Judicial scrutiny of counsel's performance in a claim of ineffective assistance of counsel is highly deferential and requires consideration of all the evidence before the judge or jury. The reviewing court must strongly presume that counsel's conduct fell within the broad range of reasonable professional assistance. State v. Kelly, 298 Kan. 965, 970, 318 P.3d 987 (2014). To establish prejudice, the defendant must show a reasonable probability that—but for counsel's deficient performance—the outcome of the proceeding would have been different. A "reasonable probability" means a probability that is enough to undermine confidence in the outcome. State v. Sprague, 303 Kan. 418, 426, 362 P.3d 828 (2015).
In his brief, McIntire argues his defense counsel was deficient for failing to introduce Green's letter into evidence because the document contained evidence of his innocence. In her July 2005 letter, Green stated she examined the child earlier that month. Green wrote, in part, that no hymen was present in the girl, and "[t]he findings on this child's exam are consistent with typical teenage exams and it is not uncommon to find a lack of hymen on young girls in general. I cannot appreciate any physical wrongdoing based on the exam." (Emphases added.)
When Green testified for the State at McIntire's trial, under cross-examination by defense counsel, she stated the same opinion:
"[DEFENSE COUNSEL]: And as I understand it, the fact that the hymen was not intact, that is consistent with a typical teenage examination? "[GREEN]: Correct. "[DEFENSE COUNSEL]: Okay. In young girls? "[GREEN]: Yes.
"[DEFENSE COUNSEL]: And as a result you could not appreciate any physical wrong doing based on your physical examination? "[GREEN]: I could not." (Emphases added.)
On redirect, Green revealed that it would have been helpful had she been able to perform the examinations on the victim shortly after the alleged incident. Defense counsel then asked on recross, "But again your findings are not inconsistent with young girls?" (Emphasis added.) Green answered that defense counsel was correct.

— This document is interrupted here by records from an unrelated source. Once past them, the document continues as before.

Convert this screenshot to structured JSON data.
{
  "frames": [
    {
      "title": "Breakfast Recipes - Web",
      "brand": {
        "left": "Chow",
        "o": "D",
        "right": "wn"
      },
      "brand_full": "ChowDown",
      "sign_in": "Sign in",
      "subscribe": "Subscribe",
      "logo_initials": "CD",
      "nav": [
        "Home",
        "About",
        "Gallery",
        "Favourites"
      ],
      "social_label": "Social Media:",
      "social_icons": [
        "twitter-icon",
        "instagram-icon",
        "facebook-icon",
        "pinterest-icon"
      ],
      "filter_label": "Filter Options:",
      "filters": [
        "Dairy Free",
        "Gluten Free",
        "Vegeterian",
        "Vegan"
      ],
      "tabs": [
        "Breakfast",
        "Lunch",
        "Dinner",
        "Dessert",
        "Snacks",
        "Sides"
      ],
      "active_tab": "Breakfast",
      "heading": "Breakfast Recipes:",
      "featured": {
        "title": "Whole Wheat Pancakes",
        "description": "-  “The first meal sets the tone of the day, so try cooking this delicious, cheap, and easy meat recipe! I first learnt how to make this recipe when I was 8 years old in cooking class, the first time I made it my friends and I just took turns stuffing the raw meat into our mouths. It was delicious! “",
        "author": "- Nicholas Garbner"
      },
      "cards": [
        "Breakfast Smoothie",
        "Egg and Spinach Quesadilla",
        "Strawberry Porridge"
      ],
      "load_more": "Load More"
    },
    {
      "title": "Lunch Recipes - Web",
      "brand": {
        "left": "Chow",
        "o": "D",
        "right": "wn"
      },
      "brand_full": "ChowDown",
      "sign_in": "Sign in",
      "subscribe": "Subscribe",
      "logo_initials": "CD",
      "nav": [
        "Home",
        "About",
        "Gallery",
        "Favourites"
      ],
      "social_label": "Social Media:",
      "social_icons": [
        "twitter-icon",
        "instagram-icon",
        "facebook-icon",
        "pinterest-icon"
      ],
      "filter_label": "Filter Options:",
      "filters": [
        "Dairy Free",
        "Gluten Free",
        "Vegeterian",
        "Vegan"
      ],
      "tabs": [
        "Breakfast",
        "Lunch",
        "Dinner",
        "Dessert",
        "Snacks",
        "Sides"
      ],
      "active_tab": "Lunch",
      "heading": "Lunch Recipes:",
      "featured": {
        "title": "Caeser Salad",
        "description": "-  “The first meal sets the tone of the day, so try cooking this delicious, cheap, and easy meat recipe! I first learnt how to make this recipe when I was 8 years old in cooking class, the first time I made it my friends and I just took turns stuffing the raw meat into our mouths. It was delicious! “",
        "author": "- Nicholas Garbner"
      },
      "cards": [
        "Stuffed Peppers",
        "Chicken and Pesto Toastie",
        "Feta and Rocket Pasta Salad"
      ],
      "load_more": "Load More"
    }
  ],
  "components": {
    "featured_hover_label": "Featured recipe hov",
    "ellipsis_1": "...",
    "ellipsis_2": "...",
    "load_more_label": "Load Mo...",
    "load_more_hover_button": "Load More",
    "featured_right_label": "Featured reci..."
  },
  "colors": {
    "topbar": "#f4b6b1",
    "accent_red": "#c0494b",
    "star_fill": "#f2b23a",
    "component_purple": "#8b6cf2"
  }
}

Basically, McIntire suggests that Green's letter—which mirrored her testimony under cross-examination—would affect the jury far more favorably than her live testimony. Thus, according to McIntire, his defense counsel was deficient for not introducing it, and that deficiency was prejudicial to his defense at trial. But McIntire does not give us any authority that a piece of paper is more powerful and persuasive than live testimony in affecting a jury's deliberations. We are not so convinced.
Thus, our logic becomes manifest. McIntire has not met his burden to show his trial counsel was ineffective. Defense counsel's cross-examination of Green presented the same information to the jury as that in her letter. Thus, counsel's performance was not deficient and McIntire's right to a fair trial was not prejudiced. This means that McIntire's claims do not show exceptional circumstances that can justify another successive or outof-time 60-1507 motion. The motion, files, and records conclusively establish that McIntire was not entitled to relief. The district court did not err in summarily dismissing McIntire's K.S.A. 60-1507 motion.